This young female was translocated from the Dwarsberg mountains, north-west of Pilanesberg (NW), and was relatively young, which is suitable for reintroduction.

Other than her age, which was appropriate for translocation (i.e subadult), the long period of boma confinement (i.e 5 months), may have also contributed to her success by eliminating a homing tendency (Briers-Louw et al. 2019; Power et al. 2021).

What was once an alleged DCA has been converted into a positive in that the leopard has not only survived, but has since settled into a home-range and given birth to a cub in November 2022, and she has been given a chance to be a leopard, and contribute to a population.

To date there are few examples of successful releases of DCA leopards (only orphaned and confiscated ones, see Power et al. 2021). This information will be utilized in a meta-analysis of translocation success of North West Province originating leopards, and we will collaborate with them, as well as with GDARD on this.

Success is something that has been debated a lot and there are various criteria, such as survival up until a year (Hayward et al. 2007; Weise et al. 2015), until range establishment (Briers-Louw et al. 2019; Power et al. 2021), and more recently a cut-off to 6 months has been considered a more realistic gauge to measure translocation success (McManus et al. 2022). Given this female established a range, reproduced and survived beyond 6 months after release, can surely be seen as a successful translocation. 

Her success is related to the fact that this female was young, which has been the case with other successful translocations of them (see Weise et al. 2015; Briers-Louw et al. 2019), while it can be surmised that the Dinokeng area is unsaturated with leopard, and can accommodate others. However, there may be snaring problems, which could work against this in the future, but we are committed to eradicating this threat!
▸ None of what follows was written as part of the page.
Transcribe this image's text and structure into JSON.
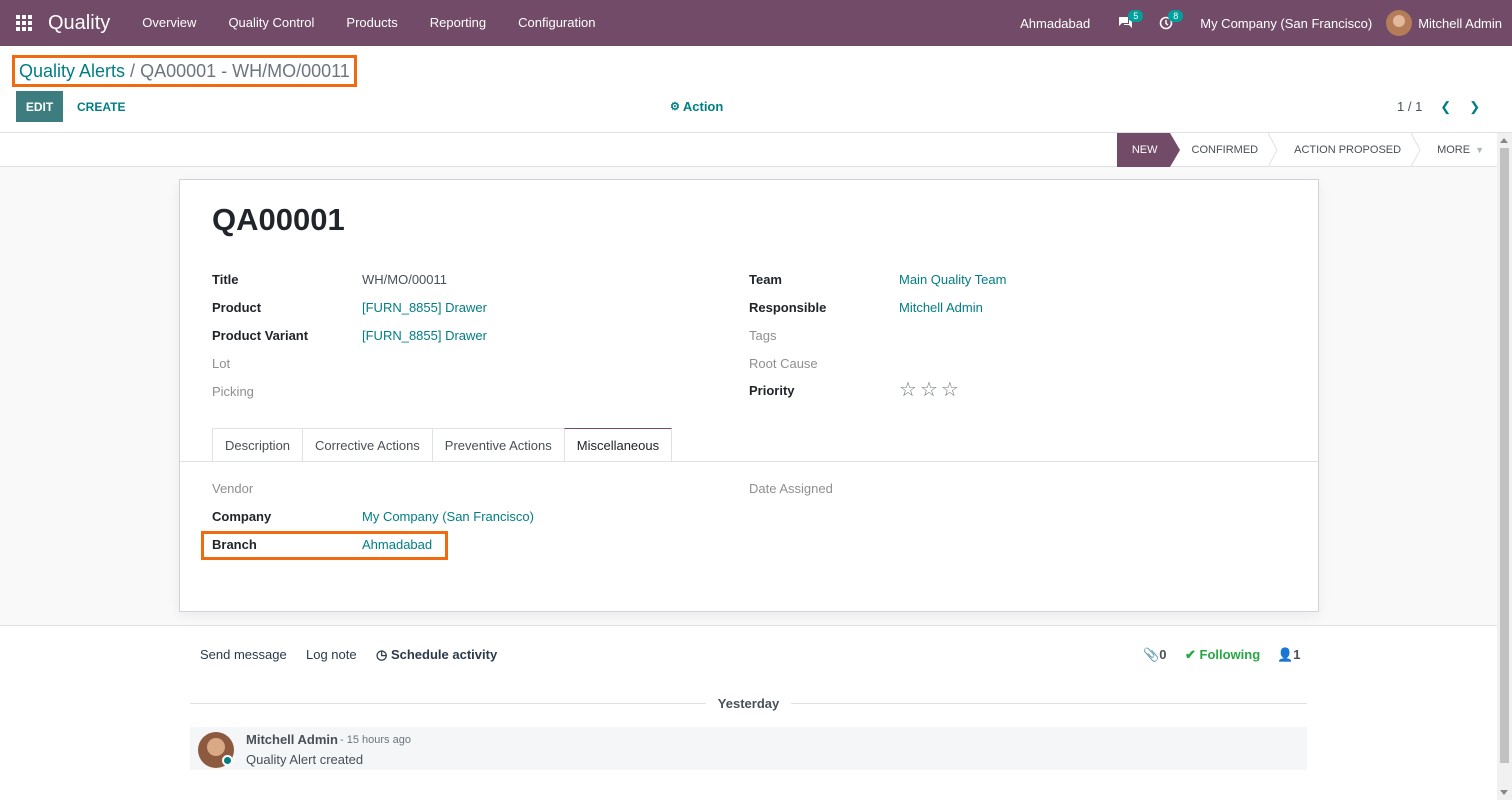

All in all, this was a successful translocation of what could have been a nuisance ‘problem animal’ in the North West, to at least an appreciated animal in a protected reserve in our province. The North West officials showed good judgment in considering Dinokeng Game Reserve as a release site, while they reckoned we did very well in managing the whole process, which included boma keeping, monitoring, and protection, which all led to Jasmine’s success.

Unlike some of the captive-bred leopard we have released, this wild subadult female had successfully established herself against a lot of odds, and we hope she can spread her genes in the reserve going forward!

We thank the Ann Van Dyk Cheetah Centre for housing this female leopard for a month, we thank Petro Van Eeden and her team.

We thank Dr Caldwell for doing the immobilization and veterinary checks on the said female leopard.

We thank Mr Kevin Richardson for chronicling the event when we captured her, and general support.

We thank the North West provincial conservation authorities, in particular Ms Vasti Botha and John Power.

More Posts

Celebrate Easter Weekend Safely at Dinokeng Game Reserve

As Easter approaches, Dinokeng Game Reserve eagerly anticipates welcoming visitors for a rejuvenating long weekend in nature. However, with an expected surge in visitors during this holiday period, it’s imperative for all guests to observe the reserve’s rules and regulations, ensuring a safe and enjoyable experience for everyone.

Read More »

Goodbye, Rietvlei

Today, we bid farewell to a true legend of Dinokeng Game Reserve. With heavy hearts, we remember the remarkable life of Rietvlei, affectionately known as the Super Mom, who peacefully passed away on 6/02/2024. Although we are still awaiting lab results

Read More »

Aviation in Conservation

Aviation plays a crucial role in the conservation efforts of Dinokeng Game Reserve, where the management of a sprawling 20,000-hectare expanse of diverse wildlife demands constant vigilance. To effectively oversee the well-being of priority species within the reserve, the Dinokeng

Read More »